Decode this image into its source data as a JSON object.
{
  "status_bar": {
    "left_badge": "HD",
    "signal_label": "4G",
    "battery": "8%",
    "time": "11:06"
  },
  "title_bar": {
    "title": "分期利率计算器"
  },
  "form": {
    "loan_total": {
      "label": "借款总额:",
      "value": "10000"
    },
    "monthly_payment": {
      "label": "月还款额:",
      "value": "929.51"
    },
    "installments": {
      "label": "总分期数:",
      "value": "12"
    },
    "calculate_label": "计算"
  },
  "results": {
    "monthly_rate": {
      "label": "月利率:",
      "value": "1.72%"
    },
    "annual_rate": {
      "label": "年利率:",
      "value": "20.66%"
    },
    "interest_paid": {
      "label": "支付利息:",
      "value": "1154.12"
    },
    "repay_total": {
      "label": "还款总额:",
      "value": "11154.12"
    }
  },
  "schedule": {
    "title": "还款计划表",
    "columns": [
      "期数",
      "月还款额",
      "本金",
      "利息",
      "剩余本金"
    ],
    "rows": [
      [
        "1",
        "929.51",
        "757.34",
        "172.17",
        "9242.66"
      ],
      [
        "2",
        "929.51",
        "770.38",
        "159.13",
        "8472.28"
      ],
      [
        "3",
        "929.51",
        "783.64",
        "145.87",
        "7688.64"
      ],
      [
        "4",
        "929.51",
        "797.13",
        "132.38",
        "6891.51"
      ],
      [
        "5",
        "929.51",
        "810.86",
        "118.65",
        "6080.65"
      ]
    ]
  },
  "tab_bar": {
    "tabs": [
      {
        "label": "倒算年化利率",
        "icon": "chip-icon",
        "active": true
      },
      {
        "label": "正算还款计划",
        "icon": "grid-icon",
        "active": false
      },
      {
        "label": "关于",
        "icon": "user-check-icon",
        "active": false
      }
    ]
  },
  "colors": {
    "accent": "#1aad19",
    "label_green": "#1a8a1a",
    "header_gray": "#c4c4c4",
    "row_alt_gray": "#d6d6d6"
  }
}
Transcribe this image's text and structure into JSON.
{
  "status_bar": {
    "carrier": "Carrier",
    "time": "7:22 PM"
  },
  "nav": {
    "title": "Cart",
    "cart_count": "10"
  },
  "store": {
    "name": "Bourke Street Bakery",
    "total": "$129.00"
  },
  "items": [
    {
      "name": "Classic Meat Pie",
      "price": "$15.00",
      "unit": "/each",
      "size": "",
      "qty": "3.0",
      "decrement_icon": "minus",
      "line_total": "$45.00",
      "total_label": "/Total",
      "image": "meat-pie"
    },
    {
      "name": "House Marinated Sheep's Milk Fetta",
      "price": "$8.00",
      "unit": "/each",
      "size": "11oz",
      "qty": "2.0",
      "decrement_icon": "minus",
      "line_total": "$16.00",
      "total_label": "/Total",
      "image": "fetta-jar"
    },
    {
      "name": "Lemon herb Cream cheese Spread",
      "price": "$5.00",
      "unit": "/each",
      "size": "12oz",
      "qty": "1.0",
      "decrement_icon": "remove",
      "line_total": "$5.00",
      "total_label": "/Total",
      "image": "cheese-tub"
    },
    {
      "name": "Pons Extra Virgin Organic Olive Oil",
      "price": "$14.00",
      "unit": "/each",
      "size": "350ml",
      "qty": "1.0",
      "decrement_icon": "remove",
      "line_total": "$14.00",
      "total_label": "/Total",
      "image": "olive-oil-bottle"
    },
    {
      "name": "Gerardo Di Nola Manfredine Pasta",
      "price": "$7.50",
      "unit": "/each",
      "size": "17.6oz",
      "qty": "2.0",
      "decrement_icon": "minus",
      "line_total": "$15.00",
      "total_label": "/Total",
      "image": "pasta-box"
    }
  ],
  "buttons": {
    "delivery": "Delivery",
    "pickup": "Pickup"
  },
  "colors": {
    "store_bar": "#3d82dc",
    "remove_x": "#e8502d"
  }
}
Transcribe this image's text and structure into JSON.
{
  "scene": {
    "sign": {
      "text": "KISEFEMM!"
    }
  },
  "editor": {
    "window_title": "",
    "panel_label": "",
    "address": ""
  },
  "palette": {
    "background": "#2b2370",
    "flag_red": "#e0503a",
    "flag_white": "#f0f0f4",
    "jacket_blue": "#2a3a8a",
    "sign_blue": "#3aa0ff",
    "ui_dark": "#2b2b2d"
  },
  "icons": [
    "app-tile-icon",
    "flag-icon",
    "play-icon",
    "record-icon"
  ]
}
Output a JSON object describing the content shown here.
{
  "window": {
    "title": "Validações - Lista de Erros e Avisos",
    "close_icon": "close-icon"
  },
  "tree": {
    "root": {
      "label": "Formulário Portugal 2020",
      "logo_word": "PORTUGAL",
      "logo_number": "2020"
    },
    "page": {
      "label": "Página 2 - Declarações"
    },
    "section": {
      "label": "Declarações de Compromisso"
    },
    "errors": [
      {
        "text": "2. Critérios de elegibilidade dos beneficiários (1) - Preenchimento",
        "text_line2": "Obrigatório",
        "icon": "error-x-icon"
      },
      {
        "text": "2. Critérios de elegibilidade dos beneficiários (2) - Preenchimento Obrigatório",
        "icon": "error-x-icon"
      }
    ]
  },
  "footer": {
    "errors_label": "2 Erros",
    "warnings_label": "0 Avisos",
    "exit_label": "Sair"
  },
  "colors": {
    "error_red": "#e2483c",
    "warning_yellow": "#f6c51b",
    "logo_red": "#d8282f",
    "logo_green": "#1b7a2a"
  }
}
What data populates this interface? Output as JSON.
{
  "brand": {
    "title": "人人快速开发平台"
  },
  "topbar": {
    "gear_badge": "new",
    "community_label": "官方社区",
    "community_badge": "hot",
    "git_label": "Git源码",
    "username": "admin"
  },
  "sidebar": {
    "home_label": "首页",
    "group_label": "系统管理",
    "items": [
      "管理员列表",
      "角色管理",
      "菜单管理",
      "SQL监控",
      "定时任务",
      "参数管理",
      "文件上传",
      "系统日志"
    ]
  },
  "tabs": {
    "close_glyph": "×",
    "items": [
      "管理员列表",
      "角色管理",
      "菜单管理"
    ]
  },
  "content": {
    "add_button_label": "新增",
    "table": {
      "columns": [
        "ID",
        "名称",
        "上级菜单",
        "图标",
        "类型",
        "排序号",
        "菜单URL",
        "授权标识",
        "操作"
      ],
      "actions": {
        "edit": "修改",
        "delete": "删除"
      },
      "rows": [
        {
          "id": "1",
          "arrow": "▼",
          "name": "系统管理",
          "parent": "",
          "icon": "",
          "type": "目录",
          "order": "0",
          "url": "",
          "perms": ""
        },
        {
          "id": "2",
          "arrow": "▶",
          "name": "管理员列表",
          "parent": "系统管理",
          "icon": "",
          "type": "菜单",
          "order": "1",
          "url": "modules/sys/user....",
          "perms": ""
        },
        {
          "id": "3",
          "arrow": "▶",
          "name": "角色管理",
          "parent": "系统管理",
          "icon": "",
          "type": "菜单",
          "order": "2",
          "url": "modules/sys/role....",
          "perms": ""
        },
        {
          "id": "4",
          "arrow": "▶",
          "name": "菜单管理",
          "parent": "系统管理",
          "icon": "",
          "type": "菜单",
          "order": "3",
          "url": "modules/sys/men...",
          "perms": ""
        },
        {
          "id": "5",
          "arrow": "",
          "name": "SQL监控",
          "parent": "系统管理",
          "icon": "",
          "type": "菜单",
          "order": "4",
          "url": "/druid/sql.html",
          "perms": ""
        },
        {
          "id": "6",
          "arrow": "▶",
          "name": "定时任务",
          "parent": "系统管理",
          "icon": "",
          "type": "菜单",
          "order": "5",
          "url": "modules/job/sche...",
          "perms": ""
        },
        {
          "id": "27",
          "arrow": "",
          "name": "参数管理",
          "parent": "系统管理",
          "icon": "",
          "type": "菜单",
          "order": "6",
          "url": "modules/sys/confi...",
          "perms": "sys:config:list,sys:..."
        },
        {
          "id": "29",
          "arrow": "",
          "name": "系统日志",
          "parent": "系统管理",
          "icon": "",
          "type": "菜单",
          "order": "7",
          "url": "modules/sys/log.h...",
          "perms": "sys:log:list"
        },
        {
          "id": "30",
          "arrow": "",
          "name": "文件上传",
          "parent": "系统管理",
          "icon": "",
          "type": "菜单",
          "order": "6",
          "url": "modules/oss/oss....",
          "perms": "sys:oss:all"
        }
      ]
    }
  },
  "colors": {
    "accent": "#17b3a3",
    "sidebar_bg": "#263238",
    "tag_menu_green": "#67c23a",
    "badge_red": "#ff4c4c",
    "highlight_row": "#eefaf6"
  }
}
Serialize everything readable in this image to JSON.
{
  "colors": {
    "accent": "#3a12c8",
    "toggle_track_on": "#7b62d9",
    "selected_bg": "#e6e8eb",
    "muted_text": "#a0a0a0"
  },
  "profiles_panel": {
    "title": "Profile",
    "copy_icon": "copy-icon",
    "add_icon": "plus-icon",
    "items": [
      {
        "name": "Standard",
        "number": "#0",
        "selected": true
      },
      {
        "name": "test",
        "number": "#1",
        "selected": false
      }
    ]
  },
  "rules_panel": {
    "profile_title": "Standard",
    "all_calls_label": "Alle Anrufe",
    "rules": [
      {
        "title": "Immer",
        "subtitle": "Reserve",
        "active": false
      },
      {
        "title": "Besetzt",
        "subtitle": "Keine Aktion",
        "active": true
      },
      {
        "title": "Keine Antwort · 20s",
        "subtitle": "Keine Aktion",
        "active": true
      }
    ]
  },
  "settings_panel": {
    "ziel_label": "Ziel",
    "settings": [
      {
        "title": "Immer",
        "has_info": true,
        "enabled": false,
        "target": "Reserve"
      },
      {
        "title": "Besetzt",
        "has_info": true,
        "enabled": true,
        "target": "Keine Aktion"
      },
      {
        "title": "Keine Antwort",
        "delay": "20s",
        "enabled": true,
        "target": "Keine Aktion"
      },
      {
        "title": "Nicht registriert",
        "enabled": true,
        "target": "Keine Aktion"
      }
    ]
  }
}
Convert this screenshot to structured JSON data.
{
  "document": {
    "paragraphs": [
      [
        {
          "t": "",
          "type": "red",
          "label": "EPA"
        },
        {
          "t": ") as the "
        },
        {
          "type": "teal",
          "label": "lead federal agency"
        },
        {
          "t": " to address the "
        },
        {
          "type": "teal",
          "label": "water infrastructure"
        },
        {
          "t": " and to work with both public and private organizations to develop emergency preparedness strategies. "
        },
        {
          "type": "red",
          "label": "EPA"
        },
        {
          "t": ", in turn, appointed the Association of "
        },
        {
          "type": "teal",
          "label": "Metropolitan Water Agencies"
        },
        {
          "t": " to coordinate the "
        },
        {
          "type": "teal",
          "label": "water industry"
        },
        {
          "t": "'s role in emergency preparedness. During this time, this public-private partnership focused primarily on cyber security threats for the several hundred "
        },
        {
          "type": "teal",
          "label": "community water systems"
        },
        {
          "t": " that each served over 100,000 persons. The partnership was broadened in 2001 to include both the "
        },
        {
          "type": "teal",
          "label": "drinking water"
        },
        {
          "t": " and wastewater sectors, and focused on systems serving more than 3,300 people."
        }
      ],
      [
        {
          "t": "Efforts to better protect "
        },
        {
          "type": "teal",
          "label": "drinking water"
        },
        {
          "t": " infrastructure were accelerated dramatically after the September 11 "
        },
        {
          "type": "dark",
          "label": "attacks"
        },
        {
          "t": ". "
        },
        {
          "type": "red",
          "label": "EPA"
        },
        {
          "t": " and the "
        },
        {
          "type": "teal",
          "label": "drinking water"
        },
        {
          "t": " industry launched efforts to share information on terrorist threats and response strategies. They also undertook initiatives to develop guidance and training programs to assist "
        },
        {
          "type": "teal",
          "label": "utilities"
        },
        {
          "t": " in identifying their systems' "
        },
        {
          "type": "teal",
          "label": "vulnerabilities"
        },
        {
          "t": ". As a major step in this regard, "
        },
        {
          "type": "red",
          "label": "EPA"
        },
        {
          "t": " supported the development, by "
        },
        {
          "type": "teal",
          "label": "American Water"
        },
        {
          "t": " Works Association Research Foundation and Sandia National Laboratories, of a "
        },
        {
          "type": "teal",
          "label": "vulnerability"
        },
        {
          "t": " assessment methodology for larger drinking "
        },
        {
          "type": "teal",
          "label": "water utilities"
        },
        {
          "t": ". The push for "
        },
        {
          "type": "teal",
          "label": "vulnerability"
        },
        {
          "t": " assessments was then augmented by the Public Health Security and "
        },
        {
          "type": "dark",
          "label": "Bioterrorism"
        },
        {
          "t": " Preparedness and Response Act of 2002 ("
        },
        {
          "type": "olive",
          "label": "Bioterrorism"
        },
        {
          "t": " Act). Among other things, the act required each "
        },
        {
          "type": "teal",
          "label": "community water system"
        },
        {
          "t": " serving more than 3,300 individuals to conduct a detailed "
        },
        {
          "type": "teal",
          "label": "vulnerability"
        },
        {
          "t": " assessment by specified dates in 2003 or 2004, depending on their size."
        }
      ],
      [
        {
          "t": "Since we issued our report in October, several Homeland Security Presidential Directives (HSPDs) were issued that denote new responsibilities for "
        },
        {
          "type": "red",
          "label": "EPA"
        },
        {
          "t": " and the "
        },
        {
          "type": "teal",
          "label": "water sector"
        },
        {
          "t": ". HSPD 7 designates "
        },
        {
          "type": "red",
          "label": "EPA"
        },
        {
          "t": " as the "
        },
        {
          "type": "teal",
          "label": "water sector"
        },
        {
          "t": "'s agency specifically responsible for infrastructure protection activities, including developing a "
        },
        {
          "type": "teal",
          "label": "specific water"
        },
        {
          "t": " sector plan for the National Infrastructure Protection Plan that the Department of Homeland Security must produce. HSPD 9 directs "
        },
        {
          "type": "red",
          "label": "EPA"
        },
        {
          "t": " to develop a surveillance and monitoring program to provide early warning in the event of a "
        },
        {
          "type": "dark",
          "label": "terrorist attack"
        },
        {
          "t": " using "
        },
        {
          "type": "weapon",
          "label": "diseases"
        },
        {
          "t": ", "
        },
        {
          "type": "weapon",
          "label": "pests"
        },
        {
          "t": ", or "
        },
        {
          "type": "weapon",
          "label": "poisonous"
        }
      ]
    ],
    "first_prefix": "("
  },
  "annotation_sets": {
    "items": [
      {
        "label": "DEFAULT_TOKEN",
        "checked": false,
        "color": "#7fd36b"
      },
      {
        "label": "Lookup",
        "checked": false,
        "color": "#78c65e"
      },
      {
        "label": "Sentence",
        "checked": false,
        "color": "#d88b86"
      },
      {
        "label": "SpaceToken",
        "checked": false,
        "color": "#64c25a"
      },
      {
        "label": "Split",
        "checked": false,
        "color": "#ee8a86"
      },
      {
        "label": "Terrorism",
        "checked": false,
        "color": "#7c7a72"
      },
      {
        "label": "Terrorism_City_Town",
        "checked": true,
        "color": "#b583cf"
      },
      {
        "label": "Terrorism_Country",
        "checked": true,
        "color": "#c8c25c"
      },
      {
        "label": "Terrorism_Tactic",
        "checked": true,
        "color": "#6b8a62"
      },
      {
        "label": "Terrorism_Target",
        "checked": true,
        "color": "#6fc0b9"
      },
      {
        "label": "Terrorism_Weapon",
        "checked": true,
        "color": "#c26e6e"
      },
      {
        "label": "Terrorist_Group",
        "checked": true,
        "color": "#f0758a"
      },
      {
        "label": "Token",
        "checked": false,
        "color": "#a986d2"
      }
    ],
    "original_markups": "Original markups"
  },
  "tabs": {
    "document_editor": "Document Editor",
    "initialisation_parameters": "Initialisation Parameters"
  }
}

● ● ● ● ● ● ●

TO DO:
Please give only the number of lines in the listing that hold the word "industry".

RESULT BELOW:
2